Do you have a budget? Do you know where your money goes each month?
Keeping a budget helps you develop and maintain good spending habits. Your budget helps you stick to spending priorities that build good financial health, protecting you from the forces that are trying hard to get you to spend your money: advertising that creates a desire for things you don't need, and credit cards that make "buy now, pay sometime later" easy.
Spend Money Wisely - Improve Your Financial Health
Do you track your spending? Do you spend more than you make? Do you use savings or credit cards to make up the difference?
Budgeting is a crucial part of your financial health. When you spend money thoughtfully, you increase your chances of putting money into savings, understanding the size payment you can afford if you need a home or auto loan, and to establish realistic short and long-term financial plans.

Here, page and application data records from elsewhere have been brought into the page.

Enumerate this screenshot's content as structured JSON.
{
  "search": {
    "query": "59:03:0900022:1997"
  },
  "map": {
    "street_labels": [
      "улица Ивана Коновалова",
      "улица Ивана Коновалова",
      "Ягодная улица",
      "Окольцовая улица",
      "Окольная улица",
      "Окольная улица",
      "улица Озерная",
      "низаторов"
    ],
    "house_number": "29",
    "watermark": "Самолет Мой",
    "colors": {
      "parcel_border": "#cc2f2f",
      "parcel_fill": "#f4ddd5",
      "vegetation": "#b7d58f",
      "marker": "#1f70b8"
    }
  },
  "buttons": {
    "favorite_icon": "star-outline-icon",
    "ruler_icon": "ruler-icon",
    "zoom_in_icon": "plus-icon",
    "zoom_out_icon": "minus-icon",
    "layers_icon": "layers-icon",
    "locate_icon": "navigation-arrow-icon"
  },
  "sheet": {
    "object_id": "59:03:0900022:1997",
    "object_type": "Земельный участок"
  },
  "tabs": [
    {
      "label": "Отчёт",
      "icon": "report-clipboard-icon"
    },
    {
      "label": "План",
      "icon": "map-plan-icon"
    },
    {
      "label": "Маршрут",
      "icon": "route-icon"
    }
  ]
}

Creating a budget isn’t difficult. Bills.com created a budget guide that helps you categorize, monitor, and track your spending and income, and explains the process of creating and maintaining a budget.
Where Do You Spend Your Money?

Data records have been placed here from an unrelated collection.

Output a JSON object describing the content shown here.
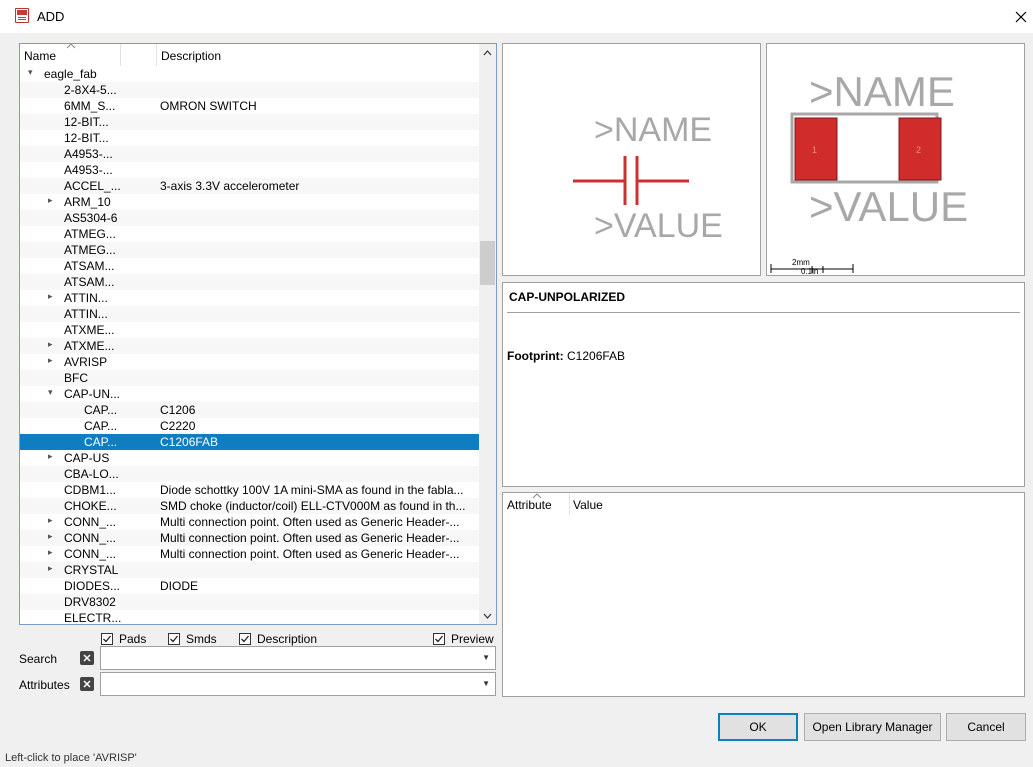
{
  "window": {
    "title": "ADD"
  },
  "tree": {
    "columns": {
      "name": "Name",
      "description": "Description"
    },
    "rows": [
      {
        "name": "eagle_fab",
        "desc": "",
        "level": 0,
        "arrow": "▾"
      },
      {
        "name": "2-8X4-5...",
        "desc": "",
        "level": 1,
        "arrow": ""
      },
      {
        "name": "6MM_S...",
        "desc": "OMRON SWITCH",
        "level": 1,
        "arrow": ""
      },
      {
        "name": "12-BIT...",
        "desc": "",
        "level": 1,
        "arrow": ""
      },
      {
        "name": "12-BIT...",
        "desc": "",
        "level": 1,
        "arrow": ""
      },
      {
        "name": "A4953-...",
        "desc": "",
        "level": 1,
        "arrow": ""
      },
      {
        "name": "A4953-...",
        "desc": "",
        "level": 1,
        "arrow": ""
      },
      {
        "name": "ACCEL_...",
        "desc": "3-axis 3.3V accelerometer",
        "level": 1,
        "arrow": ""
      },
      {
        "name": "ARM_10",
        "desc": "",
        "level": 1,
        "arrow": "▸"
      },
      {
        "name": "AS5304-6",
        "desc": "",
        "level": 1,
        "arrow": ""
      },
      {
        "name": "ATMEG...",
        "desc": "",
        "level": 1,
        "arrow": ""
      },
      {
        "name": "ATMEG...",
        "desc": "",
        "level": 1,
        "arrow": ""
      },
      {
        "name": "ATSAM...",
        "desc": "",
        "level": 1,
        "arrow": ""
      },
      {
        "name": "ATSAM...",
        "desc": "",
        "level": 1,
        "arrow": ""
      },
      {
        "name": "ATTIN...",
        "desc": "",
        "level": 1,
        "arrow": "▸"
      },
      {
        "name": "ATTIN...",
        "desc": "",
        "level": 1,
        "arrow": ""
      },
      {
        "name": "ATXME...",
        "desc": "",
        "level": 1,
        "arrow": ""
      },
      {
        "name": "ATXME...",
        "desc": "",
        "level": 1,
        "arrow": "▸"
      },
      {
        "name": "AVRISP",
        "desc": "",
        "level": 1,
        "arrow": "▸"
      },
      {
        "name": "BFC",
        "desc": "",
        "level": 1,
        "arrow": ""
      },
      {
        "name": "CAP-UN...",
        "desc": "",
        "level": 1,
        "arrow": "▾"
      },
      {
        "name": "CAP...",
        "desc": "C1206",
        "level": 2,
        "arrow": ""
      },
      {
        "name": "CAP...",
        "desc": "C2220",
        "level": 2,
        "arrow": ""
      },
      {
        "name": "CAP...",
        "desc": "C1206FAB",
        "level": 2,
        "arrow": "",
        "selected": true
      },
      {
        "name": "CAP-US",
        "desc": "",
        "level": 1,
        "arrow": "▸"
      },
      {
        "name": "CBA-LO...",
        "desc": "",
        "level": 1,
        "arrow": ""
      },
      {
        "name": "CDBM1...",
        "desc": "Diode schottky 100V 1A mini-SMA as found in the fabla...",
        "level": 1,
        "arrow": ""
      },
      {
        "name": "CHOKE...",
        "desc": "SMD choke (inductor/coil) ELL-CTV000M as found in th...",
        "level": 1,
        "arrow": ""
      },
      {
        "name": "CONN_...",
        "desc": "Multi connection point. Often used as Generic Header-...",
        "level": 1,
        "arrow": "▸"
      },
      {
        "name": "CONN_...",
        "desc": "Multi connection point. Often used as Generic Header-...",
        "level": 1,
        "arrow": "▸"
      },
      {
        "name": "CONN_...",
        "desc": "Multi connection point. Often used as Generic Header-...",
        "level": 1,
        "arrow": "▸"
      },
      {
        "name": "CRYSTAL",
        "desc": "",
        "level": 1,
        "arrow": "▸"
      },
      {
        "name": "DIODES...",
        "desc": "DIODE",
        "level": 1,
        "arrow": ""
      },
      {
        "name": "DRV8302",
        "desc": "",
        "level": 1,
        "arrow": ""
      },
      {
        "name": "ELECTR...",
        "desc": "",
        "level": 1,
        "arrow": ""
      }
    ]
  },
  "filters": {
    "pads": "Pads",
    "smds": "Smds",
    "description": "Description",
    "preview": "Preview"
  },
  "search": {
    "label": "Search",
    "value": ""
  },
  "attributes": {
    "label": "Attributes",
    "value": ""
  },
  "symbol_preview": {
    "name_text": ">NAME",
    "value_text": ">VALUE"
  },
  "package_preview": {
    "name_text": ">NAME",
    "value_text": ">VALUE",
    "scale_mm": "2mm",
    "scale_in": "0.1in",
    "pad1": "1",
    "pad2": "2"
  },
  "info": {
    "title": "CAP-UNPOLARIZED",
    "footprint_label": "Footprint:",
    "footprint_value": "C1206FAB"
  },
  "attr_table": {
    "columns": {
      "attribute": "Attribute",
      "value": "Value"
    }
  },
  "buttons": {
    "ok": "OK",
    "open_library_manager": "Open Library Manager",
    "cancel": "Cancel"
  },
  "status": {
    "text": "Left-click to place 'AVRISP'"
  },
  "colors": {
    "selection": "#0f7dc2",
    "symbol_red": "#c83232",
    "pad_red": "#d02c2c",
    "preview_gray": "#a8a8a8"
  }
}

Poor or rich; struggling to get by or living comfortably, the main spending categories are the same for everyone: housing, transportation, food, medical, utilities, household goods, etc..
Breaking down your spending into categories and sub-categories, makes it easier to monitor and analyze your spending. Budget categories give you a clearer picture of the areas in which you spend too much. Tracking them month-to-month proves whether you are changing your spending habits.
How Much Do You Spend?
You probably can easily answer, "How much do you spend each month on housing ?" But can you accurately answer, "How much do you spend on food each month?" Food costs are one of you largest monthly expenses, so it's interesting to see how close your answer is to the real figure.
Without tracking your spending, it is hard to control overspending. It's even difficult to find the areas where you should make changes in your spending habits. Take a look at what the numbers show and use that to make sure your spending priorities and spending habits align.
Spending Money and Your Financial Health
- Step 1: Things are Good, Barely Getting By, or Headed Downhill The most important first step you can take to improve your financial health is to get an accurate record of how you spend your money. Do you cover your basic bills on your income alone? Is your debt level rising each month? Are you saving money for emergencies and retirement?The first two questions in the new Bills.com Financial Health Survey focus on your spending habits.
- The Financial Health Survey - Question 1
The first spending question is: "Do you spend less than your income?"You can choose one of the five answers below.
- The Financial Health Survey- Question 2
The Second question about spending is: "Do you pay bills in time and in full?"
Again, there are five answers for you to choose from.
- Check Your Financial Health Our new Financial Health Survey will give you a Spending Health Score, as well as your overall Financial Health Score, and provide recommendations to help you maintain and improve your score.
Get Your Financial Health Score Get Started
Spending Money - People Also Ask
What is a Good Budget Tool?
The best budgeting tool is one that you use. There are a number of different budgeting applications. Some apps are easier to use than others. Some require you to share banking and account information.
Review a few of the most popular budgeting applications. If you are old-fashioned, you as envelope method. The important thing is to find a budgeting system that works for you and stick to it.
I Can't Afford My Bills. What Do I Do?
If your income isn't enough to cover your bills, you have two options: Increase your revenue, or decrease your expenses.
Check out the Bills.com Ways to Save Machine for ideas on how to cut expenses. However, if you are struggling with debt, then check out Bills.com's Debt Payoff Calculator to review the different options ways for handling your debt. Solutions offered are based on the goals and priorities you provide.
Collection Agencies are Calling Me. What should I do?
When collection agencies are calling it may be too late for the options presented by the Debt Payoff Calculator, but you should still look first look there for a personalized solution.
However, don't neglect collection calls and letters. If you don't pay your debts, you might be sued? For more information about dealing with delinquent debt, check out Bills.com articles about collection laws, statute of limitations, and dealing with collection agencies.
How Does a College Student Deal with Everyday Costs?
We can often learn by hearing about how other people handle the financial challenges we share. Bills.com provides a place for you to learn from others and to share what you have learned.
Maya Bluthenthal is a freshman at Columbia University who brings a fresh perspective to the financial challenges that college students and young adults face.
In one of her posts she shared some thoughts about a big freshman year challenge. "For many, this new environment means new friends, new fun, new dining options – and sometimes new stresses. It’s also the ascent into adulthood. No longer surrounded by the people whose job it was to take care of you for 18 years, college is a chance to take ownership for yourself, which, if you are doing correctly, includes establishing patterns of healthy living."